    • My 12yo son was similar in many ways to how my 5yo is now, and my 12yo – like your son – has grown into a wonderful boy. It gives me perspective, I think, and definitely some reassurance & hope. Thanks for your comment, Jennifer! I always appreciate them so much!

  • Melanie Glave Goodman

    This is my son almost to a T. And yes, Kindy revealed a whole lot more than I was aware of. We’ve been doing therapy for awhile (my son has a lot of social issues) People often ask me if he has Aspergers. He’s been extensively tested twice – nope. Just extremely quirky, very, very ADHD and a highly anxious kid. What I love the most, though? I have so many funny stories about him.

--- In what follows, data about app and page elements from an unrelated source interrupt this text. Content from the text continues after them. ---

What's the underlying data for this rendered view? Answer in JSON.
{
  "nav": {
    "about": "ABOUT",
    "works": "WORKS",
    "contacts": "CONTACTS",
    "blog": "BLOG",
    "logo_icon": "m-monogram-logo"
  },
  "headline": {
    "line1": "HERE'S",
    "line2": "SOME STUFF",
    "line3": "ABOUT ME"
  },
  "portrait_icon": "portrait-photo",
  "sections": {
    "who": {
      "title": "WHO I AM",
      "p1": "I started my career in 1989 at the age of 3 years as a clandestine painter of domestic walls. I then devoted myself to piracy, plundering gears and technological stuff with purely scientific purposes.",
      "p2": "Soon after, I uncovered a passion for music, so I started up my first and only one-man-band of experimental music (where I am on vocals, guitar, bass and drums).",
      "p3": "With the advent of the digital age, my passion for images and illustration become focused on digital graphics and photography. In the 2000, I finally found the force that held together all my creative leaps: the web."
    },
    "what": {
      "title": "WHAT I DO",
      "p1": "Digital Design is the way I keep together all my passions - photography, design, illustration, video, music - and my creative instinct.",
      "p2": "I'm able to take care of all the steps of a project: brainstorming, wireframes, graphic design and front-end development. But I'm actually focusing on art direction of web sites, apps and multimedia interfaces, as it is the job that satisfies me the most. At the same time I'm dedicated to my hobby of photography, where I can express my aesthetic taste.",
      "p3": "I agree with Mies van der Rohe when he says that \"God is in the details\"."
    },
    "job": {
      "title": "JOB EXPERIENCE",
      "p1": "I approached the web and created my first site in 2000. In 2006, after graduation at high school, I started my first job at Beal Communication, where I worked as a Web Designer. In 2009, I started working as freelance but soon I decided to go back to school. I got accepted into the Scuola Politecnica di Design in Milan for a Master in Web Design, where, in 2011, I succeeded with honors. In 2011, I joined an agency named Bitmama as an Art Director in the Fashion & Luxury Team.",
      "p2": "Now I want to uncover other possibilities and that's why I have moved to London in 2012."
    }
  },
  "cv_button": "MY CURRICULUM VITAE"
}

I post them on FB constantly, and my friends tell me often they come to my page because they know they’ll read a story about one of my children that will put a smile on my face. Heck, I even downloaded my archives and made photo books with all the funny statuses and mobile upload pics I’ve taken of my children. They never cease to amaze me and make me laugh, and for that, I will forever be grateful. Are they perfect? No. Do I wish my son had an easier time socially? Yes. But would I change him? Not for any amount of money in the world.

    • These sons of ours definitely keep life interesting, don’t they? 🙂 Glad to meet another mama who understands!

  • Suzanne

    Trust your intuition. Mother’s really do know best. And if an alarm goes off, then YOU not the Internet will know what to do for you son.

    • Very true, Suzanne. Although the “internet” (or at least all the smart moms on it), are pretty great at offering insight and support. That includes you! 🙂

  • Jenna Foote

    Love this. I feel the same way about my little boy. He’s 4 and exhibits a lot of those same traits. I love him the way he is, but others seem to think he’s too hyper or too loud or too rambunctious. It hurts. I just think he’s a little boy. His doctor doesn’t seem to mind. The only people who do are the ones who feel inconvenienced or embarrassed by him. Their opinions mean nothing to me.

    My husband was diagnosed with ADD as a small child. He said being on medication during those years was unhelpful as he didn’t get a chance to learn how to control his hyperactive impulses as a child when it is somewhat acceptable. Instead, he was THAT kid in middle and high school who couldn’t sit still, always in trouble, always being reprimanded and as a result, the laughing stock of school. It still pains him today. I’m a believer in letting kids work out their quirks. Not their serious issues — those need professional attention. But a quirk is nothing more than a personality trait that needs a little refinement. It’s not the end of the world. Honestly, to me it’s just little boys being little boys. I’m glad you’re choosing to let your little guy be!

    • Thanks so much for your comment, Jenna! Like you, our son’s doctor seems to be just fine with where he’s at developmentally and behaviorally. Again, he’s just a little boy! I appreciate you sharing about your husband’s experiences, too. That kind of hindsight from people who’ve gone through life always helps. Thank you!